:: Data to examine

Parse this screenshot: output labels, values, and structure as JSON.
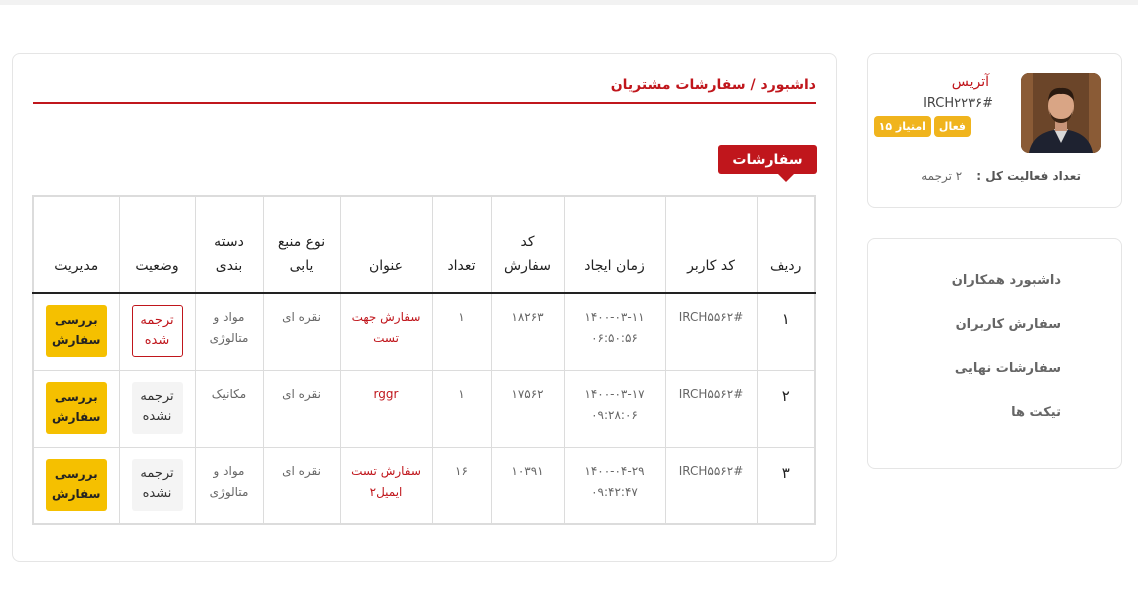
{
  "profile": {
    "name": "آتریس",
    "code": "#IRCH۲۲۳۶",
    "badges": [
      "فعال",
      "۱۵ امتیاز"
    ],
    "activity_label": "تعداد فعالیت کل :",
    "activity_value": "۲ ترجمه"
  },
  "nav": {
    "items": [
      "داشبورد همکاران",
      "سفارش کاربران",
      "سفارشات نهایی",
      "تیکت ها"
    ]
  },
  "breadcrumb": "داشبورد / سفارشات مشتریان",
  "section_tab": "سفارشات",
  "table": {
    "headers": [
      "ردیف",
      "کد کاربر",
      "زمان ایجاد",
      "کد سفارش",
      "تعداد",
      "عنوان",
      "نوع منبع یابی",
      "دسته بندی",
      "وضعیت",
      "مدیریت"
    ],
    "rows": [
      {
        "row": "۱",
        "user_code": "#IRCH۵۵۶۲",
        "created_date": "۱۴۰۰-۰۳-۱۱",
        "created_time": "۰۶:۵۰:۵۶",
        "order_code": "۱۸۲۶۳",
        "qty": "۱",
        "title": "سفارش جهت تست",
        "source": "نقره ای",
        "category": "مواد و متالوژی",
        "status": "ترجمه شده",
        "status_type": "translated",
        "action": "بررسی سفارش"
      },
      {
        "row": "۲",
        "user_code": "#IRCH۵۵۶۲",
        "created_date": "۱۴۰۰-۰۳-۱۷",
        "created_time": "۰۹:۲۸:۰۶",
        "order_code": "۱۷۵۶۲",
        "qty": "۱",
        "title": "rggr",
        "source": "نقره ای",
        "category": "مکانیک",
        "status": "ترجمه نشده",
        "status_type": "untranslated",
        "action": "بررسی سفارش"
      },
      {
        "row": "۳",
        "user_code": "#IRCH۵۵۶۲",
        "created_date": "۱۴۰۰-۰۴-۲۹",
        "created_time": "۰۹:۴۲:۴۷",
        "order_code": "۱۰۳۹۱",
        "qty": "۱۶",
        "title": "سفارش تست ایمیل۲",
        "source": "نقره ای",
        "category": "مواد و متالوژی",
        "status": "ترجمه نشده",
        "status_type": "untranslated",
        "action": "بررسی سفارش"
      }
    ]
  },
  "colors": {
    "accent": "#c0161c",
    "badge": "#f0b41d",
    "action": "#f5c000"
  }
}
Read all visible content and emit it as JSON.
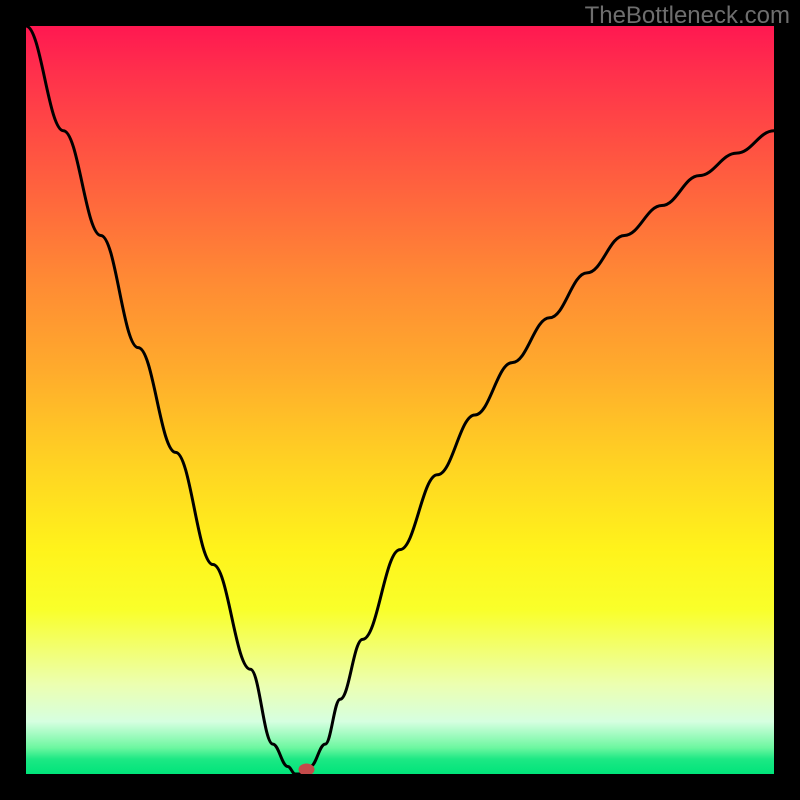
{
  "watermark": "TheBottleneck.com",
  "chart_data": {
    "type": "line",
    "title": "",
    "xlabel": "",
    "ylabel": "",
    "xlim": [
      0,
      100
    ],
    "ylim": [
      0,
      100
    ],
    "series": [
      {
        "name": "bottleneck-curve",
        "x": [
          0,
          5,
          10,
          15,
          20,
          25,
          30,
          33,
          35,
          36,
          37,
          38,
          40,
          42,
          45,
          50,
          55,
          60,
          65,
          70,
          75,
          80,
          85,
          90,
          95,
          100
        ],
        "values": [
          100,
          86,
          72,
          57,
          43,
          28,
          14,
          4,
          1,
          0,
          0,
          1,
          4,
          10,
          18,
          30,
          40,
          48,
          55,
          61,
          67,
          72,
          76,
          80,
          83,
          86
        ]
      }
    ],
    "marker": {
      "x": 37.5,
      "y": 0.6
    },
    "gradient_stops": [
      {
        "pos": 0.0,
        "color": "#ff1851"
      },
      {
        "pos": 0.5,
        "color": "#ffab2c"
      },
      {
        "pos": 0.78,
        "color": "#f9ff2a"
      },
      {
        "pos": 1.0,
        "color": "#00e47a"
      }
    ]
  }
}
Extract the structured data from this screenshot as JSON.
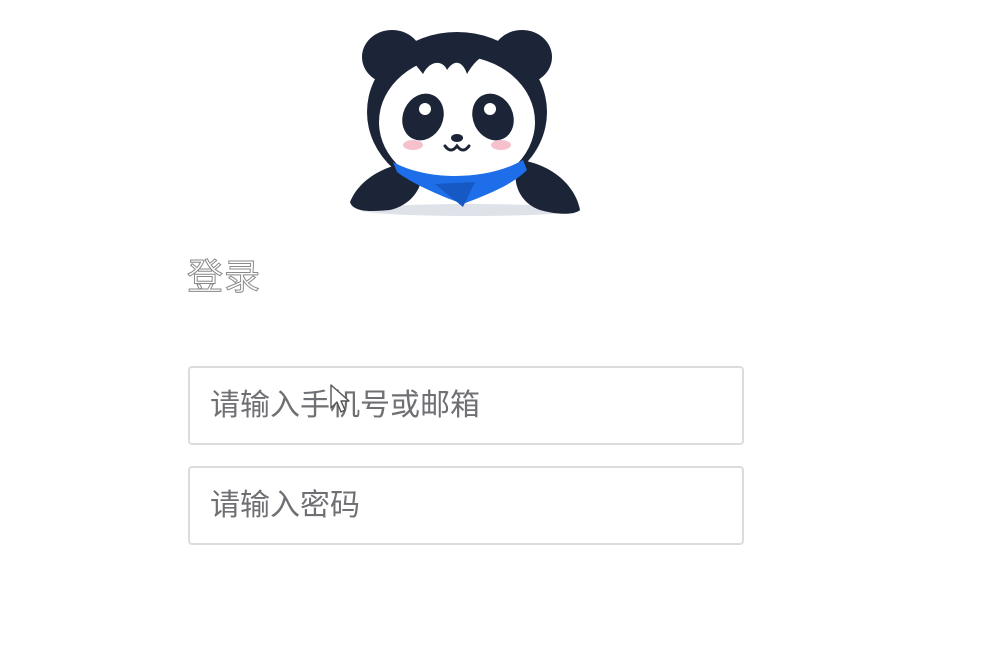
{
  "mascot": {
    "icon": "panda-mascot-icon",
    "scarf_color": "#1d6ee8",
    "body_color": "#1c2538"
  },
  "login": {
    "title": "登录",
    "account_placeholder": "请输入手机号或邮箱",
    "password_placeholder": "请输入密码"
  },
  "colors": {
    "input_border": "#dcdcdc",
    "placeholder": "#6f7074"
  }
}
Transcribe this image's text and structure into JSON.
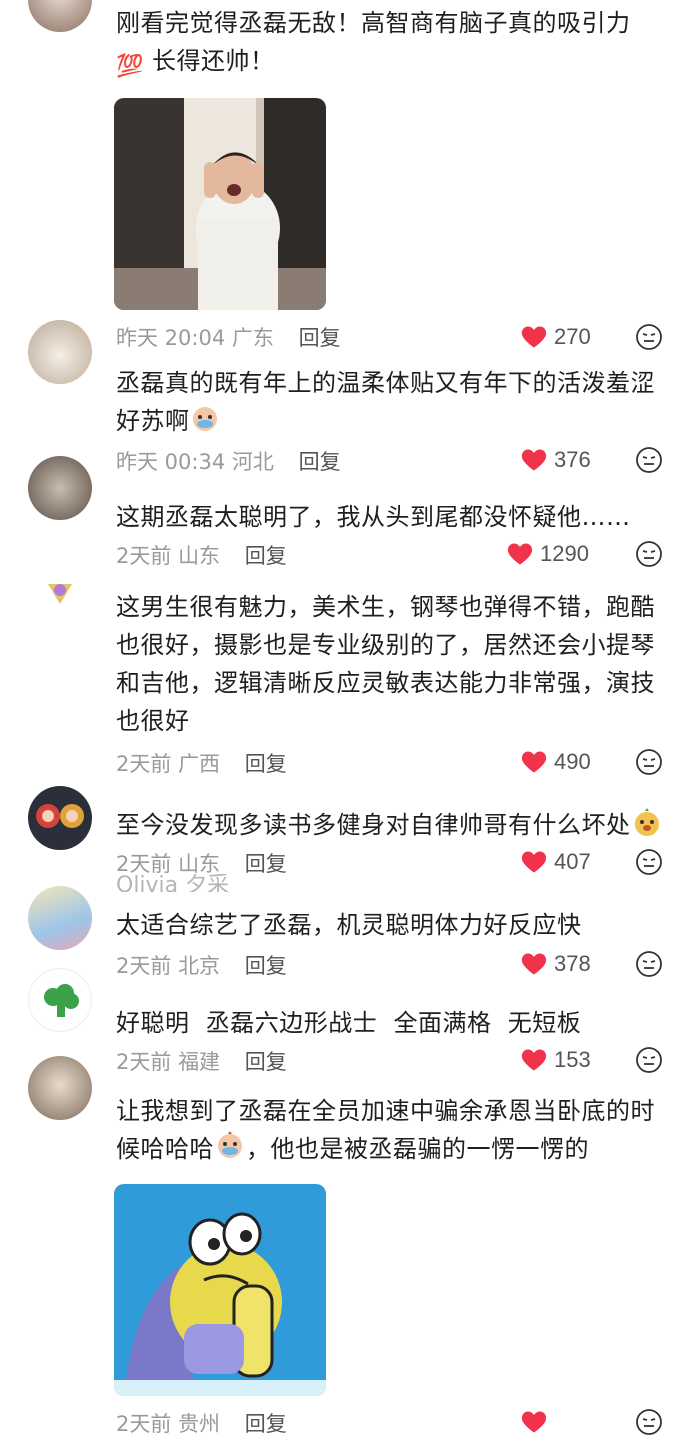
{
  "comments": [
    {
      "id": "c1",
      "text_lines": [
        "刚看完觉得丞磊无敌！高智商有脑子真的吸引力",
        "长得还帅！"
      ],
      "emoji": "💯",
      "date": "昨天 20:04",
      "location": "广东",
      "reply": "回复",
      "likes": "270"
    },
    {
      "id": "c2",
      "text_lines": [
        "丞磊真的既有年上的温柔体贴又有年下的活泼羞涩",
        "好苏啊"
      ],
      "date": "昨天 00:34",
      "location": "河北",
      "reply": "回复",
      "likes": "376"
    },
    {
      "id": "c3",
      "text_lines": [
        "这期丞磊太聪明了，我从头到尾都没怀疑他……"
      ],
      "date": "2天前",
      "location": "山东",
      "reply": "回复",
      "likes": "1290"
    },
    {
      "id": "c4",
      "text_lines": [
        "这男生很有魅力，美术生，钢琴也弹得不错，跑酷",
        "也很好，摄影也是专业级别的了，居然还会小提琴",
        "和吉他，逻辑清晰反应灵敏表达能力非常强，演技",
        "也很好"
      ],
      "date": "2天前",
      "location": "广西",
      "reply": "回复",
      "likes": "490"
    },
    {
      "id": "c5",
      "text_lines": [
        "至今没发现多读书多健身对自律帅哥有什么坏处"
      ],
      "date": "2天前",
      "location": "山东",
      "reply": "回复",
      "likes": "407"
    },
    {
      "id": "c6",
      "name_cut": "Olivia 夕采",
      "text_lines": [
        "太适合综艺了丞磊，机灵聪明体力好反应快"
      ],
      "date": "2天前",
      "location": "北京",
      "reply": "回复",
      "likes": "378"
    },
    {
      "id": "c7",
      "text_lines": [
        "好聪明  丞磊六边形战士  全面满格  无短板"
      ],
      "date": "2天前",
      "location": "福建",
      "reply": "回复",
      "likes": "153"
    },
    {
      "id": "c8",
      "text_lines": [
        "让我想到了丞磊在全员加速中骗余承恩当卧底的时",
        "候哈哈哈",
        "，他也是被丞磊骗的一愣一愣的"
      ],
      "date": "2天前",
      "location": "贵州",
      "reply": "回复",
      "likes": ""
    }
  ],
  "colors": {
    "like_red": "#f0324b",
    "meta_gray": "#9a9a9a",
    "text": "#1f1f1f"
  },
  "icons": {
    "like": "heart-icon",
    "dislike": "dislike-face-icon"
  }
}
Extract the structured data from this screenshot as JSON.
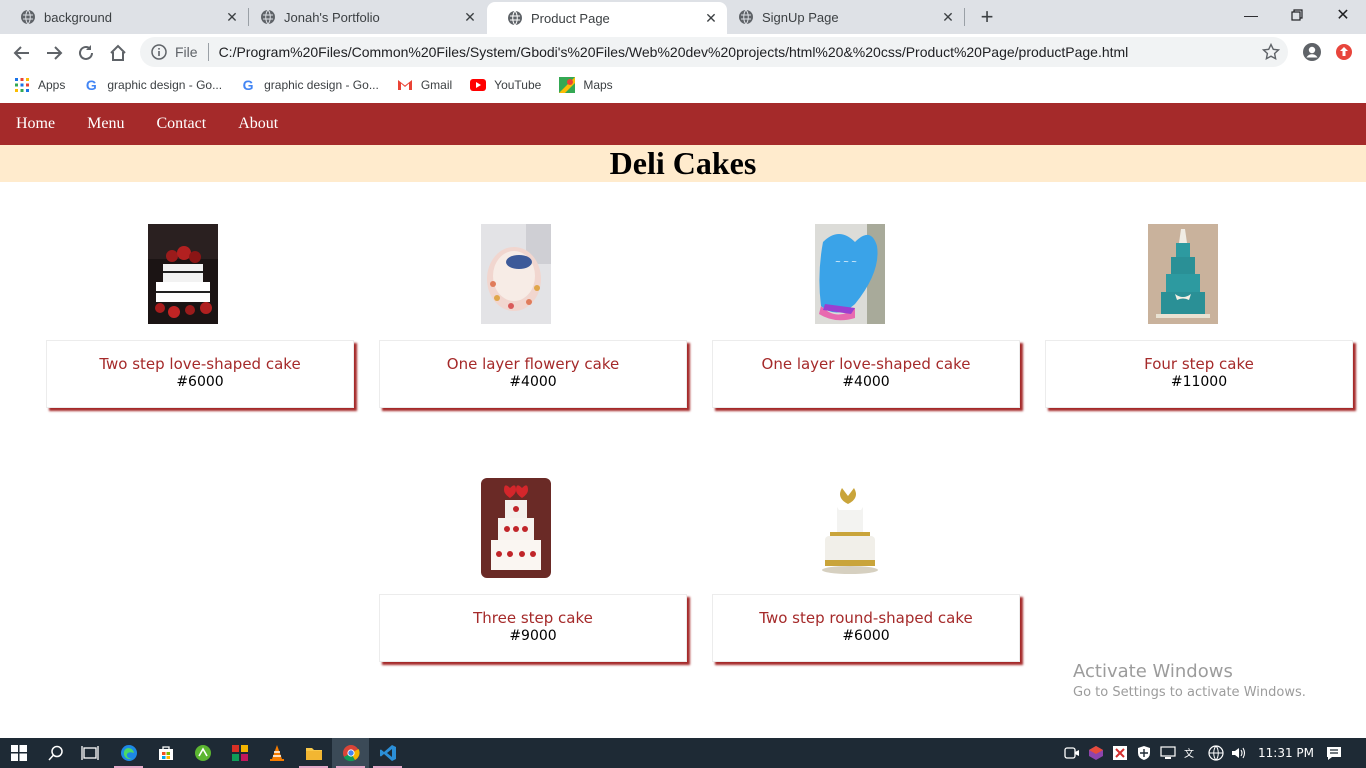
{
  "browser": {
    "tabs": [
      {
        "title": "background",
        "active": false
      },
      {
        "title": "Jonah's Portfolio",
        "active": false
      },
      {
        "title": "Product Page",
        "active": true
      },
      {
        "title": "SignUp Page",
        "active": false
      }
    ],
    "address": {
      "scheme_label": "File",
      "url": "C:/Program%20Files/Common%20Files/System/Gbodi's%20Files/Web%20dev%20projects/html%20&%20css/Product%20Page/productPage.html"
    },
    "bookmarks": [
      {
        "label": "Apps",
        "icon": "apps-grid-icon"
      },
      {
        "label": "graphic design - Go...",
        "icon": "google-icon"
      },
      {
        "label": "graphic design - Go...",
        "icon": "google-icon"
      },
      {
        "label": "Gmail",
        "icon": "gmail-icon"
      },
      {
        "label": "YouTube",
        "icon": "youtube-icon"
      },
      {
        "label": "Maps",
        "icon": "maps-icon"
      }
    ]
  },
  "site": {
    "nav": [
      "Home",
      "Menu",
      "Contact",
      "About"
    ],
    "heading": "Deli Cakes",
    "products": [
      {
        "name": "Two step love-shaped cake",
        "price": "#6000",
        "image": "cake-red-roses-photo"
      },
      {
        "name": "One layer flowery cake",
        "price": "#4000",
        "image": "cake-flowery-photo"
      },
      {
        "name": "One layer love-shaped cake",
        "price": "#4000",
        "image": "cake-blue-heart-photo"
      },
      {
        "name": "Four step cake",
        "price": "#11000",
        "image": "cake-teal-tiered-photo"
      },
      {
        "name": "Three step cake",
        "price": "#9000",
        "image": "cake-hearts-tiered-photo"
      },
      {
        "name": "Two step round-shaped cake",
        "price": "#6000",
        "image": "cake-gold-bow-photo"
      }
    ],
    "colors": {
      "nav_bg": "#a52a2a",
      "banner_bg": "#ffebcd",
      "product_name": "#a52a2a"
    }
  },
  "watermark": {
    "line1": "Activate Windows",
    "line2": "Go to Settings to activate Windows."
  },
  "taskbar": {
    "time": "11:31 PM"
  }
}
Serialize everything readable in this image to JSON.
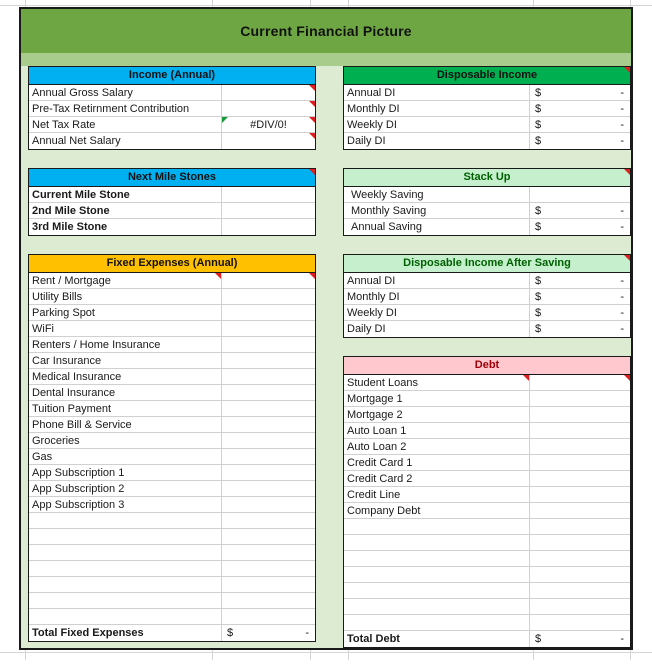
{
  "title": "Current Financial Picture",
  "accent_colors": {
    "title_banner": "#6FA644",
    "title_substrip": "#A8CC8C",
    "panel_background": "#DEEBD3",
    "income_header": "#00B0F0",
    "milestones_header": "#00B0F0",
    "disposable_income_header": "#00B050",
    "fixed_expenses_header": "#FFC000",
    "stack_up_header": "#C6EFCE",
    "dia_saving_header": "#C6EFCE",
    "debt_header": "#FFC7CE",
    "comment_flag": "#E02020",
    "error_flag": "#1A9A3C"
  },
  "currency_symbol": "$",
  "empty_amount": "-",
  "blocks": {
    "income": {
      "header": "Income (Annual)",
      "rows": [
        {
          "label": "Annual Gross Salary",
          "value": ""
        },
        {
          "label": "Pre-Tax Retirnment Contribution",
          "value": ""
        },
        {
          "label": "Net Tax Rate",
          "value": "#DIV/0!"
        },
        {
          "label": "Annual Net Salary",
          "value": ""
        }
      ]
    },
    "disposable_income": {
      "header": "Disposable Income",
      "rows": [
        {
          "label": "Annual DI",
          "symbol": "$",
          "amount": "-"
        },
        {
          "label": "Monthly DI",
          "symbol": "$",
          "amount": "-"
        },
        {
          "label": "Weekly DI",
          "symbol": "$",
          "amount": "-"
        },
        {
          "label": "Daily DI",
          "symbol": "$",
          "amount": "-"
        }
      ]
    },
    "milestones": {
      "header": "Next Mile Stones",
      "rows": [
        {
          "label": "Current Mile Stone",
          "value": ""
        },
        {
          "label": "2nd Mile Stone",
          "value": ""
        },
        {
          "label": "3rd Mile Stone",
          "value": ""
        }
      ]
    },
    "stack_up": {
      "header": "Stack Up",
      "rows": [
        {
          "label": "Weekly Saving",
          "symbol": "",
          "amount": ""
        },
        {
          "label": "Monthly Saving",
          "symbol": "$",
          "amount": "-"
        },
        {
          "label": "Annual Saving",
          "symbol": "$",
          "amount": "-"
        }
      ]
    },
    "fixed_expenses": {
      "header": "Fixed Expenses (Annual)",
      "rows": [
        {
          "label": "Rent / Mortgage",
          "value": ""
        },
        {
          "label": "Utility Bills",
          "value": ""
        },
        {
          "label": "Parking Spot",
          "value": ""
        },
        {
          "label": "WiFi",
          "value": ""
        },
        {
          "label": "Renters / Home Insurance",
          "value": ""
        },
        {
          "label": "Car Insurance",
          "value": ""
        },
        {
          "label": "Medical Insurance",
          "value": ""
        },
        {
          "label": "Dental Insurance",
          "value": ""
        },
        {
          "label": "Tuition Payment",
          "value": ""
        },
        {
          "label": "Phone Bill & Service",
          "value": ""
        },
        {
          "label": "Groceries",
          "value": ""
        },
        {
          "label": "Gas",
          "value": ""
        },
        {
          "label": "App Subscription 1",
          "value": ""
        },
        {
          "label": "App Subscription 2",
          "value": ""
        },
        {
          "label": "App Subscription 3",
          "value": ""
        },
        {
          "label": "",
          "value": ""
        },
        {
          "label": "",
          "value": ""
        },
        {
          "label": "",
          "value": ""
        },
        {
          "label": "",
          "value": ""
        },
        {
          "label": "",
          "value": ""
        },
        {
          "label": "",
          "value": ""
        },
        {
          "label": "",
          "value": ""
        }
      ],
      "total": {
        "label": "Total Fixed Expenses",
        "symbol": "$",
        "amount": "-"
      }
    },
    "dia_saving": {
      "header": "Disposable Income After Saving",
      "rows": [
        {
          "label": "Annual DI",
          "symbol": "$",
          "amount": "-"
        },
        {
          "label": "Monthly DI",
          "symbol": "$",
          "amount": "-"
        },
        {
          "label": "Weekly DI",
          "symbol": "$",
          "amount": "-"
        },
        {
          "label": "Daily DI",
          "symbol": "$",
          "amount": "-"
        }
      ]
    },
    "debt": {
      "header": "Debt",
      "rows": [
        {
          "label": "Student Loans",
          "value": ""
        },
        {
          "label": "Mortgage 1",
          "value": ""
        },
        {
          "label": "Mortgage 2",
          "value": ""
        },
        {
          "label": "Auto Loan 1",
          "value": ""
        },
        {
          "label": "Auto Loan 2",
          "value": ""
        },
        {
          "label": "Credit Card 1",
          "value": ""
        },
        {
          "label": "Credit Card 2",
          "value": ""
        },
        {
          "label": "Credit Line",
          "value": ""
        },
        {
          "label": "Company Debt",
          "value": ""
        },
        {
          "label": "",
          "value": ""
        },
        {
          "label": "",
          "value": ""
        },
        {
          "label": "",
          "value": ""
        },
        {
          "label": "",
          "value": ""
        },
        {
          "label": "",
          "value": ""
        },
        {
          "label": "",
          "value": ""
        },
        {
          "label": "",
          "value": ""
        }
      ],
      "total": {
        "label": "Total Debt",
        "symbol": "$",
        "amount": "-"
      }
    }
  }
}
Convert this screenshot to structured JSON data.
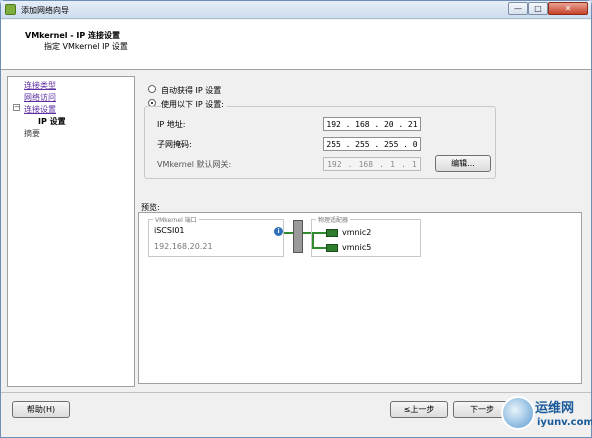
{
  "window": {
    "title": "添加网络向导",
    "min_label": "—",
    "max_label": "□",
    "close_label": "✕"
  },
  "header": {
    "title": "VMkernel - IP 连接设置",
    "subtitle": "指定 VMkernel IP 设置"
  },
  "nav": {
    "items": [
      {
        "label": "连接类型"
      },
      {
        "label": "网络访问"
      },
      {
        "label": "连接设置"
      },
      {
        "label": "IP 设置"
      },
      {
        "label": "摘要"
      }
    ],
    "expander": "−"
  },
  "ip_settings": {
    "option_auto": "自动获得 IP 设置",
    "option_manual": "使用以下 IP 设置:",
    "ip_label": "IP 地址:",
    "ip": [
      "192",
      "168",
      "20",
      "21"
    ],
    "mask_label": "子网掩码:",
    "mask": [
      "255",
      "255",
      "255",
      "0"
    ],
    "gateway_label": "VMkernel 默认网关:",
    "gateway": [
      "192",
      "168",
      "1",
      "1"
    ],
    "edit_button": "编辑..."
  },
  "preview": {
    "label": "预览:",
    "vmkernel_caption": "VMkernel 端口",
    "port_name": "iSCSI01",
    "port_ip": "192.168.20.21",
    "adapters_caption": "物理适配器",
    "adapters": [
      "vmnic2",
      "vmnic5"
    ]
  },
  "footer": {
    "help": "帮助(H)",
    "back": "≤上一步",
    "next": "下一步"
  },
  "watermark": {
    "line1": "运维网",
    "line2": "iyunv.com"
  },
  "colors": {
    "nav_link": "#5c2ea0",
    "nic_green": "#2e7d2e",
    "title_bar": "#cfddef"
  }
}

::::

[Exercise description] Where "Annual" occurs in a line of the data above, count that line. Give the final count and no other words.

[Answer section] 7